William D. Cohan
March 20, 2024

By most objective measures, Jeff Zucker has had a pretty good run at RedBird IMI, his new private equity fund, following his exile from CNN. In the last year, since the formation of the partnership between himself, former Goldman banker Gerry Cardinale’s RedBird Capital, and Sheikh Mansour bin Zayed Al Nahyan, an Emirati royal, Zucker has committed some $1.6 billion to six deals, including an investment in Media Res, the Hollywood production studio founded by former HBO executive Michael Ellenberg, and it’s about to close a $1.45 billion deal for All3Media, the U.K. production company behind such hits as Fleabag and Squid Game: The Challenge.

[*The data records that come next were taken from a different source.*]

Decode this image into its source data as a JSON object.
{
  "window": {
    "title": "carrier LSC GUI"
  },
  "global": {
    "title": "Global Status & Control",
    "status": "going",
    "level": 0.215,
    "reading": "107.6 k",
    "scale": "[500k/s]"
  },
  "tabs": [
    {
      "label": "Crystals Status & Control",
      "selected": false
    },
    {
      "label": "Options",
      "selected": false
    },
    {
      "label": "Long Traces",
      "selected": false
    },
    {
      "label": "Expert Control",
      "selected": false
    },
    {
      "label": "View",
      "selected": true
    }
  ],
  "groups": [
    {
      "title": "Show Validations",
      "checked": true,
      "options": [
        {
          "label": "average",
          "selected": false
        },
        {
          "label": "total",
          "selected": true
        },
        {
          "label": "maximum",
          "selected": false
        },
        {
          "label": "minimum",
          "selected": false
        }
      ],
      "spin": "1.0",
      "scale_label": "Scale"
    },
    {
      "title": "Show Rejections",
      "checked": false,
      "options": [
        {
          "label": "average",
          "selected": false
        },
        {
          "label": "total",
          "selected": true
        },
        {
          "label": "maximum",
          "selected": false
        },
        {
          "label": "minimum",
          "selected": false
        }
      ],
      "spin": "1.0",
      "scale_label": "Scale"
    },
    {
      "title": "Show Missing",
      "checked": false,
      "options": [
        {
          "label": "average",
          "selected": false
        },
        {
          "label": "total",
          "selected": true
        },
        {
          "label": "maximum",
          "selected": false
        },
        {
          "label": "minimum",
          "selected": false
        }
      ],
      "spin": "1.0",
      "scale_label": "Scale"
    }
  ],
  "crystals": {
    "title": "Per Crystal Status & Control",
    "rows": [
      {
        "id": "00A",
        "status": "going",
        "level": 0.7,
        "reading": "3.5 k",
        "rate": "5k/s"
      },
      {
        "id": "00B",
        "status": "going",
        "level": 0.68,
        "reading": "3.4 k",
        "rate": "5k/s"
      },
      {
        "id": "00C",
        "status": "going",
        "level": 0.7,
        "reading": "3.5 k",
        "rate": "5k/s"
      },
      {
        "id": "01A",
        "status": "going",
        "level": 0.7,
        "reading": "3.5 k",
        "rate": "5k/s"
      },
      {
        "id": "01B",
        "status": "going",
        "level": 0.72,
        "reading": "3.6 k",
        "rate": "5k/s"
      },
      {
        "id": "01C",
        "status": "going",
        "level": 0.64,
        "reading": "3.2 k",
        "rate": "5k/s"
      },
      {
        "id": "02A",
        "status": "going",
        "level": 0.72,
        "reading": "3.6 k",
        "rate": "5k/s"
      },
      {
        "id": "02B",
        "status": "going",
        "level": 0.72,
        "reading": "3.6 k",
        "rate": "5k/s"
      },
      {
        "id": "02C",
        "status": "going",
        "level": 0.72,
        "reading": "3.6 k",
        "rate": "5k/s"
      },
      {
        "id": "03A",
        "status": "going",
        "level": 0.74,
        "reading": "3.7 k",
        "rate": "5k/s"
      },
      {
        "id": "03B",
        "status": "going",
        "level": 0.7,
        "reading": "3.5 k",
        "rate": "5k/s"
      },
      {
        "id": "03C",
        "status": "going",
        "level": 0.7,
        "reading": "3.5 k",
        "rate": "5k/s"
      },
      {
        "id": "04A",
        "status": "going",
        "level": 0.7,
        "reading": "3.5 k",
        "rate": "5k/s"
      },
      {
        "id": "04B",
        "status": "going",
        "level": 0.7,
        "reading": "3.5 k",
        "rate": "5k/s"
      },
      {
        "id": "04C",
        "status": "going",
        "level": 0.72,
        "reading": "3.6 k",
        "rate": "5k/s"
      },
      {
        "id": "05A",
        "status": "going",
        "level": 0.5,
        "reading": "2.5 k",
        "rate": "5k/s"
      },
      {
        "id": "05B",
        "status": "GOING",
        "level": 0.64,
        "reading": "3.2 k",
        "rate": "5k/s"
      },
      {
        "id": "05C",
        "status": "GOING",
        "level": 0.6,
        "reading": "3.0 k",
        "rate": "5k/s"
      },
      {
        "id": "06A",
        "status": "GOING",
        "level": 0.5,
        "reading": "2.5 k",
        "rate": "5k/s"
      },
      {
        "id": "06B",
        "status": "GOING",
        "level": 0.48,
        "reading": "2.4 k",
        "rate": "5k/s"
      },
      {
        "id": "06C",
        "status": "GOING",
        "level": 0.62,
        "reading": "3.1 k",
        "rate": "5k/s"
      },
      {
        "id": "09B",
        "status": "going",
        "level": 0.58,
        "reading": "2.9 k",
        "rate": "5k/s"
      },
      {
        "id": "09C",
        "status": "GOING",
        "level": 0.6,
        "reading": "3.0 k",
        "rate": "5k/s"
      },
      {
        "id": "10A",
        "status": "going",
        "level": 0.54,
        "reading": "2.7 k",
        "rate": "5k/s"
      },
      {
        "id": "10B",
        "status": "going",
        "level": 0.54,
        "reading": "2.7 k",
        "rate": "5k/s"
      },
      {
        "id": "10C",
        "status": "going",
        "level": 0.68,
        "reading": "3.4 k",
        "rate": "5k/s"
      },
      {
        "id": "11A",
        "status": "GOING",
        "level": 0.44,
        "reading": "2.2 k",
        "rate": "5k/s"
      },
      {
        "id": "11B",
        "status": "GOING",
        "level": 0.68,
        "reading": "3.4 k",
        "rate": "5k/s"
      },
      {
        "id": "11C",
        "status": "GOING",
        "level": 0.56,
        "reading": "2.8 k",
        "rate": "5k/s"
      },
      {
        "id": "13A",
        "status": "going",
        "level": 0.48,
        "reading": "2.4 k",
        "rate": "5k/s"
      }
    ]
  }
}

Then there is Zucker’s other U.K. deal, the one for The Telegraph and The Spectator, which is not going nearly as well. It’s not official official yet, but it looks pretty certain that Parliament will be concocting a fast-tracked amendment to a current law, the spirit of which is to prevent any foreign government—or entity associated with a foreign government—from owning a British newspaper or magazine. And so while Zucker is still waiting for the precise language of the amendment, it’s likely that the gist of the new legislation will nuke his deal, since obviously the Sheikh is an Emirati royal and therefore is associated with a foreign government. Unfair, perhaps, but not all that dissimilar to the rule that prevents a foreign company from owning a U.S. broadcast network, or the proposed law that would require ByteDance to divest TikTok. Zucker and the deal team at RedBird IMI knew this was the dynamite stick in the deal all along—so no surprises here but still an unfortunate outcome for Mr. Zucker…